===== DATA
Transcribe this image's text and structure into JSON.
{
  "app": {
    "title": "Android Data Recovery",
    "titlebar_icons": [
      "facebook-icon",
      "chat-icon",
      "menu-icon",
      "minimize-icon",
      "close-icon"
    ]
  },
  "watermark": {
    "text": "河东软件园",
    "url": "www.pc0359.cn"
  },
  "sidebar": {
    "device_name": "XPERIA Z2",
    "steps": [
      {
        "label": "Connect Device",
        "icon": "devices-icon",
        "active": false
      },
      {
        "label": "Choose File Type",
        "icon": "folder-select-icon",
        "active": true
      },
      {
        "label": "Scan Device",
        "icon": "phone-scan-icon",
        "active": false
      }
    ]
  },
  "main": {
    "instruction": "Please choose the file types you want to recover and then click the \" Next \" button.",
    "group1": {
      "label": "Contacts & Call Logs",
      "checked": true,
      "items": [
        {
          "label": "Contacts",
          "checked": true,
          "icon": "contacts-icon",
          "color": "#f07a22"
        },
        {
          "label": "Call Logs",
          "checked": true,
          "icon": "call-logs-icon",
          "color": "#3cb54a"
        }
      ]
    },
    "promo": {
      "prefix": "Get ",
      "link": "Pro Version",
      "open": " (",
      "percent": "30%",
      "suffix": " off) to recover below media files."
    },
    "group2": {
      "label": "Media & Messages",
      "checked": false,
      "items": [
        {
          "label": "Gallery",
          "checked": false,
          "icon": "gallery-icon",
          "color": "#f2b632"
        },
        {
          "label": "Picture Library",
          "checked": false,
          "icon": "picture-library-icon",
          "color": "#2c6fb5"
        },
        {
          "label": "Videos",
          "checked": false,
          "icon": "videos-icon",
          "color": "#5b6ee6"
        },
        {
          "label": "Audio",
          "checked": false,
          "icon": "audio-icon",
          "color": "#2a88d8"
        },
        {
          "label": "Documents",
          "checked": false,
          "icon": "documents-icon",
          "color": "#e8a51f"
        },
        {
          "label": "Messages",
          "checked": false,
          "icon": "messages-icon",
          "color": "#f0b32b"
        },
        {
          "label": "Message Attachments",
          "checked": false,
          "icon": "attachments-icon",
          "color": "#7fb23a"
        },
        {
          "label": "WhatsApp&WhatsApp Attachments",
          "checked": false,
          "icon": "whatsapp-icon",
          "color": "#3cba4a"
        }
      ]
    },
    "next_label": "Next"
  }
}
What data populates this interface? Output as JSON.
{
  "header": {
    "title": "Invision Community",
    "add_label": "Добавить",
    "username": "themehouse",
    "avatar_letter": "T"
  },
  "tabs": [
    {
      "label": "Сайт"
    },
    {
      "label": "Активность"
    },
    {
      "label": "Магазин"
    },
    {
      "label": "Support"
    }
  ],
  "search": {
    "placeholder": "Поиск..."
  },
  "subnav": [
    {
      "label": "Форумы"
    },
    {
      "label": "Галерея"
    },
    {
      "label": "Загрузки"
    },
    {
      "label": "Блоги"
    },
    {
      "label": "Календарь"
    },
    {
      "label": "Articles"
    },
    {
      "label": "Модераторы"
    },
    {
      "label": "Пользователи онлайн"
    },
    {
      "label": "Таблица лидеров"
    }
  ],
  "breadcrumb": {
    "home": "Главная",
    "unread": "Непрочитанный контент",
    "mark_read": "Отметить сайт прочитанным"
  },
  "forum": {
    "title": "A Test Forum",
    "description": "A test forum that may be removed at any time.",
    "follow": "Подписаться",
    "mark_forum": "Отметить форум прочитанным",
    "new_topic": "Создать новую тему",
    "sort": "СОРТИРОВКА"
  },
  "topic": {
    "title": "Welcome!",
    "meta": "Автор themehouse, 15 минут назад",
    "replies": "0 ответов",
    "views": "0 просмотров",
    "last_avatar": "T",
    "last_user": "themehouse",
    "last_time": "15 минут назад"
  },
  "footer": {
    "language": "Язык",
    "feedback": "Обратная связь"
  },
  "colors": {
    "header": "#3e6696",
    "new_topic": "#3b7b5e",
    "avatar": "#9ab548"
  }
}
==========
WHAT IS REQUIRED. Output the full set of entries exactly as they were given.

EXERCISE RESPONSE.
Transcribe this image's text and structure into JSON.
{
  "app": {
    "title": "Android Data Recovery",
    "titlebar_icons": [
      "facebook-icon",
      "chat-icon",
      "menu-icon",
      "minimize-icon",
      "close-icon"
    ]
  },
  "watermark": {
    "text": "河东软件园",
    "url": "www.pc0359.cn"
  },
  "sidebar": {
    "device_name": "XPERIA Z2",
    "steps": [
      {
        "label": "Connect Device",
        "icon": "devices-icon",
        "active": false
      },
      {
        "label": "Choose File Type",
        "icon": "folder-select-icon",
        "active": true
      },
      {
        "label": "Scan Device",
        "icon": "phone-scan-icon",
        "active": false
      }
    ]
  },
  "main": {
    "instruction": "Please choose the file types you want to recover and then click the \" Next \" button.",
    "group1": {
      "label": "Contacts & Call Logs",
      "checked": true,
      "items": [
        {
          "label": "Contacts",
          "checked": true,
          "icon": "contacts-icon",
          "color": "#f07a22"
        },
        {
          "label": "Call Logs",
          "checked": true,
          "icon": "call-logs-icon",
          "color": "#3cb54a"
        }
      ]
    },
    "promo": {
      "prefix": "Get ",
      "link": "Pro Version",
      "open": " (",
      "percent": "30%",
      "suffix": " off) to recover below media files."
    },
    "group2": {
      "label": "Media & Messages",
      "checked": false,
      "items": [
        {
          "label": "Gallery",
          "checked": false,
          "icon": "gallery-icon",
          "color": "#f2b632"
        },
        {
          "label": "Picture Library",
          "checked": false,
          "icon": "picture-library-icon",
          "color": "#2c6fb5"
        },
        {
          "label": "Videos",
          "checked": false,
          "icon": "videos-icon",
          "color": "#5b6ee6"
        },
        {
          "label": "Audio",
          "checked": false,
          "icon": "audio-icon",
          "color": "#2a88d8"
        },
        {
          "label": "Documents",
          "checked": false,
          "icon": "documents-icon",
          "color": "#e8a51f"
        },
        {
          "label": "Messages",
          "checked": false,
          "icon": "messages-icon",
          "color": "#f0b32b"
        },
        {
          "label": "Message Attachments",
          "checked": false,
          "icon": "attachments-icon",
          "color": "#7fb23a"
        },
        {
          "label": "WhatsApp&WhatsApp Attachments",
          "checked": false,
          "icon": "whatsapp-icon",
          "color": "#3cba4a"
        }
      ]
    },
    "next_label": "Next"
  }
}
What data populates this interface? Output as JSON.
{
  "header": {
    "title": "Invision Community",
    "add_label": "Добавить",
    "username": "themehouse",
    "avatar_letter": "T"
  },
  "tabs": [
    {
      "label": "Сайт"
    },
    {
      "label": "Активность"
    },
    {
      "label": "Магазин"
    },
    {
      "label": "Support"
    }
  ],
  "search": {
    "placeholder": "Поиск..."
  },
  "subnav": [
    {
      "label": "Форумы"
    },
    {
      "label": "Галерея"
    },
    {
      "label": "Загрузки"
    },
    {
      "label": "Блоги"
    },
    {
      "label": "Календарь"
    },
    {
      "label": "Articles"
    },
    {
      "label": "Модераторы"
    },
    {
      "label": "Пользователи онлайн"
    },
    {
      "label": "Таблица лидеров"
    }
  ],
  "breadcrumb": {
    "home": "Главная",
    "unread": "Непрочитанный контент",
    "mark_read": "Отметить сайт прочитанным"
  },
  "forum": {
    "title": "A Test Forum",
    "description": "A test forum that may be removed at any time.",
    "follow": "Подписаться",
    "mark_forum": "Отметить форум прочитанным",
    "new_topic": "Создать новую тему",
    "sort": "СОРТИРОВКА"
  },
  "topic": {
    "title": "Welcome!",
    "meta": "Автор themehouse, 15 минут назад",
    "replies": "0 ответов",
    "views": "0 просмотров",
    "last_avatar": "T",
    "last_user": "themehouse",
    "last_time": "15 минут назад"
  },
  "footer": {
    "language": "Язык",
    "feedback": "Обратная связь"
  },
  "colors": {
    "header": "#3e6696",
    "new_topic": "#3b7b5e",
    "avatar": "#9ab548"
  }
}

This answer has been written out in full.